| Exercise directions |
Please state the number of lines in the listing that contain the word "settings", and nothing else.

| Provided entries |
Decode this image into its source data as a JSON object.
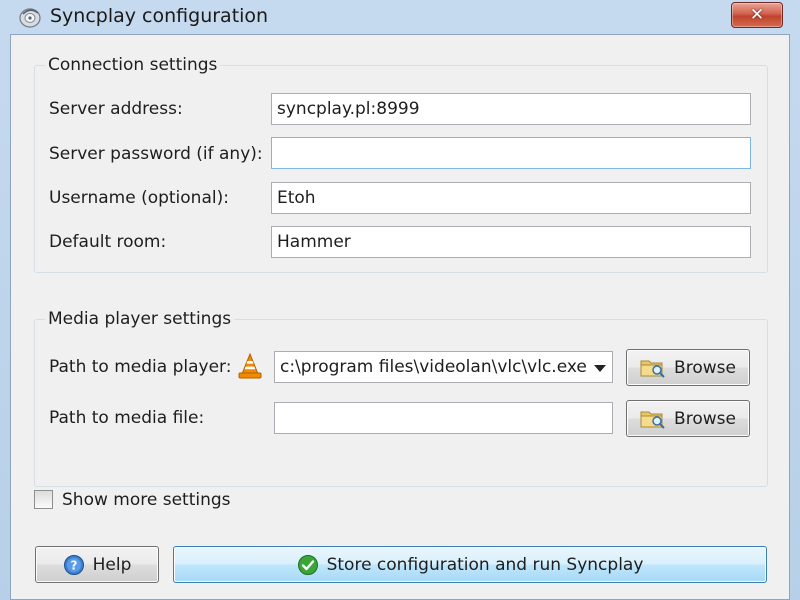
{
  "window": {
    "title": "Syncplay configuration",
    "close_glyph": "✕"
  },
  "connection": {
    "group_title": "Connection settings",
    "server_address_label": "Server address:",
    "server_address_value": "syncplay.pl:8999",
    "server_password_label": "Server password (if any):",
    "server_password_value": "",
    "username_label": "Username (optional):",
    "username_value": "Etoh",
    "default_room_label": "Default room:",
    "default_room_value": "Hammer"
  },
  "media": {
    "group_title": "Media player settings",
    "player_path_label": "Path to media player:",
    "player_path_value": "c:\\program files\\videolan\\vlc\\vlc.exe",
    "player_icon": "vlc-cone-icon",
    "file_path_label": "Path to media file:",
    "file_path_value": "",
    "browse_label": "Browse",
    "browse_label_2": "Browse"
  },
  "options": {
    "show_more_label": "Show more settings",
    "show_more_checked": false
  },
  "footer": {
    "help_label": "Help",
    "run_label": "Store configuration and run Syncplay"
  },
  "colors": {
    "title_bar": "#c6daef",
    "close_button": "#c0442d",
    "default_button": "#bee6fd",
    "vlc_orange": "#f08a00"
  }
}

| Exercise result |
3